____ AVAILABLE DATA

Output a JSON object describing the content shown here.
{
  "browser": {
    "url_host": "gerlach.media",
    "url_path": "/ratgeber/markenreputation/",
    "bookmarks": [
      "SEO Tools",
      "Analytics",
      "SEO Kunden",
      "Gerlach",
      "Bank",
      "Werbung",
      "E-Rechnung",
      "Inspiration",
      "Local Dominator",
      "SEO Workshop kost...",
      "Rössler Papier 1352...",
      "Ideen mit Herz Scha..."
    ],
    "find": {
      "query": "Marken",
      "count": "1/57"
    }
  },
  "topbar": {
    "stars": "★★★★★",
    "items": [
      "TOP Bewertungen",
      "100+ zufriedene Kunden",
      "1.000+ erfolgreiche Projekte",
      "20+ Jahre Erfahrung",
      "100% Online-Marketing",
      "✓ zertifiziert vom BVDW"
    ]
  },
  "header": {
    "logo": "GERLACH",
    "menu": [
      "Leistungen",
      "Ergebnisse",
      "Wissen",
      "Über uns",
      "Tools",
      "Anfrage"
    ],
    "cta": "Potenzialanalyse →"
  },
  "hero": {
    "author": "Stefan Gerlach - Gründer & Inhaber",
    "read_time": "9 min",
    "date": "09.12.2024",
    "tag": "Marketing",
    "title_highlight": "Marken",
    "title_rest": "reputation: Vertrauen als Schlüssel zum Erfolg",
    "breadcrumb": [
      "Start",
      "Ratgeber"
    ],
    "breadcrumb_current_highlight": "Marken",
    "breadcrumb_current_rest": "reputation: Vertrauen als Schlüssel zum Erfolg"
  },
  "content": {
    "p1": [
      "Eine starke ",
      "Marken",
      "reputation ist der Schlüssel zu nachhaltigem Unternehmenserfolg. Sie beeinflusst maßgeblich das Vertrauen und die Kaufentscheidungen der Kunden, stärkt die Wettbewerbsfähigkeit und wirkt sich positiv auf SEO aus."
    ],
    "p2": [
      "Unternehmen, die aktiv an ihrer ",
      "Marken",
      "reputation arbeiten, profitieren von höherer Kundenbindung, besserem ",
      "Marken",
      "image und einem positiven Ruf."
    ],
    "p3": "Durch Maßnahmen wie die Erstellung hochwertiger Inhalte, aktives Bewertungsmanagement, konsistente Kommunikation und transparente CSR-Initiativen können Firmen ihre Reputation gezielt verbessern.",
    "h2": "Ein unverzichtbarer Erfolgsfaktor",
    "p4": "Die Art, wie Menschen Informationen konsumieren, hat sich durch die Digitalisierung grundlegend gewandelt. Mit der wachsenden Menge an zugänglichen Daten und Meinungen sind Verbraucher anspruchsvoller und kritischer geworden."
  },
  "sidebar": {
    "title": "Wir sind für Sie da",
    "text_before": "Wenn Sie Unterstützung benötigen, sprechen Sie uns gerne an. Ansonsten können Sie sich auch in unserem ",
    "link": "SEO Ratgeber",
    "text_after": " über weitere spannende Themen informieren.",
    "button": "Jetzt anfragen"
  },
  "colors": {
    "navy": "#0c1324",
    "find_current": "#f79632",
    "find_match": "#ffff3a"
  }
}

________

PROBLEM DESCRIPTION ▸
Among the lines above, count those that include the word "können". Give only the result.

WRITTEN ANSWER ▸
2